Another, he said, was for the public to get vaccinated as soon as possible.
“As soon as the vaccine becomes available, please go out and get vaccinated, because the combination of vaccination and public health measures will bring the level of virus down so low you won’t give it a chance to mutate. That’s what we need to do,” he said.
Schools navigate returning to campus
Teachers and school staff have also been prioritized for vaccination as many states look to resume in-person instruction for the first time in nearly a year.
As of Friday, 24 states and Washington, DC, are allowing some or all of their teachers and school staff to receive coronavirus vaccines.

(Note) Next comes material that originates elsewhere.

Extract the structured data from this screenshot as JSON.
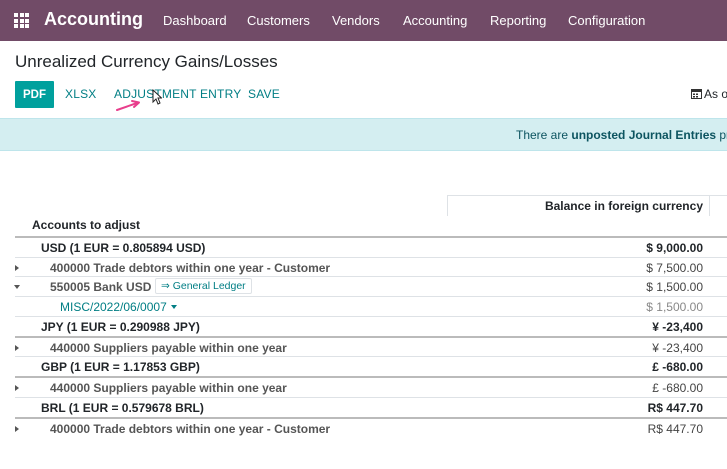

CDC Director Rochelle Walensky has said that with proper distancing, masking and testing in place, schools could safely resume in-person classes even before teachers get vaccinated. However, she has added that the CDC will release official guidance on school reopenings in the coming week.
Vermont has begun to even allow sports competition to resume February 12, so long as teams have no more than two games in a seven-day period, keep a minimum of three days between competitions and bar spectators.
However, following months of remote learning, officials at the Escondido Union School District in San Diego County brought students back on campus Tuesday.
But two days later, more than 100 students and staff were ordered to quarantine due to Covid-19 infections reported across their various K – 8th grade campuses.
The fear of such transmission between students and staff has snarled negotiations in the Chicago public school system, the third largest in the country.
Now a showdown is looming between the Chicago Teachers Union (CTU) and the Chicago Public Schools (CPS), after weeks of negotiations over the resumption of in-person classes.
Late Friday, Mayor Lori Lightfoot and CPS Chief Executive Order Janice Jackson said in a letter sent to teachers that pre-K and cluster program teachers and staff without accommodation who fail to report to work Monday will be locked out of the school’s online systems.
The union, for its part, said that city leaders had “walked away from the bargain table again.”
Officials plead against Super Bowl parties
As officials attempt to ramp up vaccinations, many are pleading with citizens to avoid Super Bowl parties on Sunday.
“Now is not the time for a Super Bowl party,” Alabama State Health Officer Dr. Scott Harris said in a briefing Friday. “Now is not the time to fumble the ball because you got careless by spending time with a bunch of people that are not in your household.”
Kentucky Public Health Commissioner Dr. Steven Stack made a similar plea earlier in the week, asking residents to stay home Sunday.
“Have virtual Super Bowl parties. Enjoy the Super Bowl in the privacy of your own home,” Slack said. “When people get together in private residences in close proximity, that is one of the single most effective ways to spread this disease. We can’t afford to have the disease spread now, with these mutations and these variants.”